The Merchant of Venice works best when the director pulls no punches and lets the words Shakespeare wrote tell the story. Quite wisely, director Cavanagh has done just that, and managed to stage, in two- and- a-half hours, a fast and fluid version which suits the park (and that stage he knows so well).  

Allowed his full vigor, this Shylock may be a victim, but Saul Elkin does not play him as the victim. Mr. Elkin seems so right for this part now, age appropriate, and confident in the character, he handles the language beautifully, certainly as well as you will ever hear it. The result is a much more human Shylock, one at whose audacious hatred one can gasp, but also one whose wounded psyche one can grasp. The audience here can sympathize when Shylock’s utter defeat comes in no small part because Shylock goes down swinging, no more nor less imperfect than those around him.

Supporting roles in the park are often truly secondary, in more ways than one.  In this large cast,  however, the second string is largely first rate.  Kay Keriman as Nerissa,  Portia’s friend and confident, turns in a wonderful performance, more than holding her own in all her scenes.  Larry Smith as the suitor Prince of Arragon  and Monish Bhattacharyya as the counterpart Prince of Monaco offer some nice additional comedy and Dominic Mazella is a most competent court  clerk. Brendan Cunningham turns in a sturdy Tubal, Shylock’s friend and “go-to” guy. Some of the characters are drawn a bit too broadly, but as a rule of thumb, the actors can get away with stuff on this huge outd
oor stage which would never fly indoors.  

At first the technical support seems a bit off kilter. Yet the costume design by Ken Shaw, showy and fantastical, works in this space, again, just as the large park setting allows. The set design, by Ron Schwartz, doesn’t scream “Venice”, but it also works well, and the little pier is an inspired exclamation point.  The lights by Chris Cavanagh are effective and even subtle when necessary, no easy task outdoors.  Tom Makar offers a very different sound design here, but it also works well with this production. It’s all a bit mish-mash, but ultimately all blends nicely.

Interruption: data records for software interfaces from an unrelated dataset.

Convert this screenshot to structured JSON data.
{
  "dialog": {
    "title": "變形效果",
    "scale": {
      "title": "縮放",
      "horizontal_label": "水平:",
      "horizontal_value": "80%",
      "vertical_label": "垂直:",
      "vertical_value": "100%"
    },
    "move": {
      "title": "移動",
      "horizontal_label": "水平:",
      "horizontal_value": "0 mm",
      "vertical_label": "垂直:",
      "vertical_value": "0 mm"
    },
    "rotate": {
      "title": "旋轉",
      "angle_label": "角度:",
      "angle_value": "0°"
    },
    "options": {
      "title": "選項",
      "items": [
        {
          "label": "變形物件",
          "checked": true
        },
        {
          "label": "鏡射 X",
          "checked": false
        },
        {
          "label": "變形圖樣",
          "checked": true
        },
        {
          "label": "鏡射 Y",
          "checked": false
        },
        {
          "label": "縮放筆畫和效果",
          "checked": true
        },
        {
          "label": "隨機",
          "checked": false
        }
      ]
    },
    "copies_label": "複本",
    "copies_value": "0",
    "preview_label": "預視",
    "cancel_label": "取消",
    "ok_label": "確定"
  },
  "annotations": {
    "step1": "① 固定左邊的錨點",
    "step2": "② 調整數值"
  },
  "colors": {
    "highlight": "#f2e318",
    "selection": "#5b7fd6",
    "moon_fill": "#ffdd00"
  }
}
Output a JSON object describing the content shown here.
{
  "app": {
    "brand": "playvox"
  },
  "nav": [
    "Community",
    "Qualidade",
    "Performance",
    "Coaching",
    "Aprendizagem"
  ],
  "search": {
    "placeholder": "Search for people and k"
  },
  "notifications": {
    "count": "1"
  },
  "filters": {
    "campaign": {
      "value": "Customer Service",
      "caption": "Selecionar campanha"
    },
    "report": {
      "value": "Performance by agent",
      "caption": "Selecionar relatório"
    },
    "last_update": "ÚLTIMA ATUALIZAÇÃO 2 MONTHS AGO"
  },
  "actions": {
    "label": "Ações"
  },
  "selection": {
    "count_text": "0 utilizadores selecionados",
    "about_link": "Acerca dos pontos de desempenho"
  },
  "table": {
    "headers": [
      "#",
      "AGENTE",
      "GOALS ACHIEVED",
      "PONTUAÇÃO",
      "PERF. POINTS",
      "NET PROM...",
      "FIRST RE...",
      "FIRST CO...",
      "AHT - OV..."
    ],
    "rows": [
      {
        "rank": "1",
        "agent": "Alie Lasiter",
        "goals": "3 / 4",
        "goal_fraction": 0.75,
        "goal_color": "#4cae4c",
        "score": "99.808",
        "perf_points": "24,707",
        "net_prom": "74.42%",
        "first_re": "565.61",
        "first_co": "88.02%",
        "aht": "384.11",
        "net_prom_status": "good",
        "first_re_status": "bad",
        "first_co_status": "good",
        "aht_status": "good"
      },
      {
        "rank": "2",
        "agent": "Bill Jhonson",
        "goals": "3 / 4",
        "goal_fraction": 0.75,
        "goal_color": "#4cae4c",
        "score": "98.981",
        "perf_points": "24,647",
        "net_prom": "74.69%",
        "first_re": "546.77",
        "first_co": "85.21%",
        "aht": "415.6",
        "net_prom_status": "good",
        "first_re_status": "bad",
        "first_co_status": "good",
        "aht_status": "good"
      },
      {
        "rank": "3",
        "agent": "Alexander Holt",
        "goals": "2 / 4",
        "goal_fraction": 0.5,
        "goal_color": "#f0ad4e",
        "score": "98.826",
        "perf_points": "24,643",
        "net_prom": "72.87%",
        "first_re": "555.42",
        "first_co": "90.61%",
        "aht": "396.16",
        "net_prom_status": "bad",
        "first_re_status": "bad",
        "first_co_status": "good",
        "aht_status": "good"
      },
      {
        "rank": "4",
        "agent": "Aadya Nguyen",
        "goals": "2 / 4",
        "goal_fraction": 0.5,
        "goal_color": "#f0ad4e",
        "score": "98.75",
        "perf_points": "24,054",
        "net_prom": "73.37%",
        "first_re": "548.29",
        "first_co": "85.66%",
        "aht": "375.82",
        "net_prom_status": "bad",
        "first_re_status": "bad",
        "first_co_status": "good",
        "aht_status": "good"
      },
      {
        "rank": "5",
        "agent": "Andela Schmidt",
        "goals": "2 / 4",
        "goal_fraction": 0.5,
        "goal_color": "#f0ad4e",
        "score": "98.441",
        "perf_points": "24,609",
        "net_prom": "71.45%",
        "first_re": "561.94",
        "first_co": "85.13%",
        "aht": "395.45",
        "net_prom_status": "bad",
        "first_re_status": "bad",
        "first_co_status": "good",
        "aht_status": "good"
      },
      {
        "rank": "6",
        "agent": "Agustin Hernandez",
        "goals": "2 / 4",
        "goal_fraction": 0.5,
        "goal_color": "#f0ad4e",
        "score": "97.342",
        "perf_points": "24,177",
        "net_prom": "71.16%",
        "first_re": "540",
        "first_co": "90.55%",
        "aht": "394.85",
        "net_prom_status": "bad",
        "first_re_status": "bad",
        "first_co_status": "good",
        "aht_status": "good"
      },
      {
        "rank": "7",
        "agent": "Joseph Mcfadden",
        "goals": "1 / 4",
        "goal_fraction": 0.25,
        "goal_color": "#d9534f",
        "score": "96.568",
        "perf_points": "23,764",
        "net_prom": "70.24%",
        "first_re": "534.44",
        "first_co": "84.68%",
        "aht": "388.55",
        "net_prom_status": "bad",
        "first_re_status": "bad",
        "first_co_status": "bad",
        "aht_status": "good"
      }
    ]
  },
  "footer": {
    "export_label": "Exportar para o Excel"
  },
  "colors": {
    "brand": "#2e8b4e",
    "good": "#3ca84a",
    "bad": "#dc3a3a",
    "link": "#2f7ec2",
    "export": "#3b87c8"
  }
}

Overall, this Merchant of Venice makes for a great show. The director has made some wise cuts which help pick up the pace, and, license in hand, he’s added a touching bit at the end which works quite well in  this production.  Get thee to the Realto, Buffalo, ye will be glad of it.

THE MERCHANT OF VENICE,  by William Shakespeare, Directed by Brian Cavanagh and starring Saul Elkin, for Shakespeare in Delaware Park, at Shakespeare Hill in Delaware Park, through July 10*.

Susan Drozd as Portia, Peter Palmisano as Antonio and Adrianno Gatto as Bassario, photo credit Chris Cavanagh.

*Shakespeare starts at 7pm, but don’t forget to show up at 5pm to catch live music at the Rose Garden pergola (atop Shakespeare Hill) every Thursday before the play begins – brought to you by our friends at the Olmsted Parks. It’s called Summer Breeze at the Lake… check out the schedule

Hide Comments
Show Comments